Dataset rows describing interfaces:
^^^^^^^^

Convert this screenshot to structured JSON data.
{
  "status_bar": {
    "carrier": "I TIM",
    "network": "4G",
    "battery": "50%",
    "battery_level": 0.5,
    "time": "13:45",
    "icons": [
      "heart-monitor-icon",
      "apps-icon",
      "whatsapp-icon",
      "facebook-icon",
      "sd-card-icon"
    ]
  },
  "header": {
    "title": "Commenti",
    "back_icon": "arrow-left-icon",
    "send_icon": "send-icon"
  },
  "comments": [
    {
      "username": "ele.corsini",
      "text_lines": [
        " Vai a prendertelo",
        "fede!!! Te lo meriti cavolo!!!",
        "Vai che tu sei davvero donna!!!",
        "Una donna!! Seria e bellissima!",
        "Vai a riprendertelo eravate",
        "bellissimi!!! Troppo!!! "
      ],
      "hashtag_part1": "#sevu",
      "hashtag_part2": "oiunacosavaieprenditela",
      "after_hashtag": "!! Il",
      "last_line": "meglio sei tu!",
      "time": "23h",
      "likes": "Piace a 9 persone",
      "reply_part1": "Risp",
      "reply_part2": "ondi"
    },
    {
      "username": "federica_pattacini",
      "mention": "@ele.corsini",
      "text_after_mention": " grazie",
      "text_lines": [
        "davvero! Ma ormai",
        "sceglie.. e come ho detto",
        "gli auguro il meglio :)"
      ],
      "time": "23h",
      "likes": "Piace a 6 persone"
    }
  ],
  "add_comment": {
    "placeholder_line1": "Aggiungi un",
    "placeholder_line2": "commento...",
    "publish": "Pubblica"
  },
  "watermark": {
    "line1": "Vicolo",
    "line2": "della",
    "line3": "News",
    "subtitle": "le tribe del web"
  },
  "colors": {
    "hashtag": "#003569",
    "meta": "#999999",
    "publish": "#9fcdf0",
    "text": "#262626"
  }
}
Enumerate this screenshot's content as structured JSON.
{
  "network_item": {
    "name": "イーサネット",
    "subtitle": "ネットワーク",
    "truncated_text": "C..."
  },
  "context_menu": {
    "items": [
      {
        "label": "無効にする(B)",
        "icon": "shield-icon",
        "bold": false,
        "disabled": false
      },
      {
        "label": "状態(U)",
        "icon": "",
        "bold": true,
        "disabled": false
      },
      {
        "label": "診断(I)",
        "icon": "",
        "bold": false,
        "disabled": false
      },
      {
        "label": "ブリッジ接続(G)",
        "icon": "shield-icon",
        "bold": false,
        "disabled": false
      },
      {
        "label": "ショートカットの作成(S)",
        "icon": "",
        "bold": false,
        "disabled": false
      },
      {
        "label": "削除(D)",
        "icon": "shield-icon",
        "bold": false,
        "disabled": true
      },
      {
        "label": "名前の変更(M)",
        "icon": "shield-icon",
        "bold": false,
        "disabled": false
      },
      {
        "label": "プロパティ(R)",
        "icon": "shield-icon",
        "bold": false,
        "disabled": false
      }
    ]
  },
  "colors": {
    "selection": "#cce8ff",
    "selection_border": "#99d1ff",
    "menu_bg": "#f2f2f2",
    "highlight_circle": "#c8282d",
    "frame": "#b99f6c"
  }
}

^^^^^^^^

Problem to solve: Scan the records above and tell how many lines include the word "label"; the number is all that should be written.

Response below: 8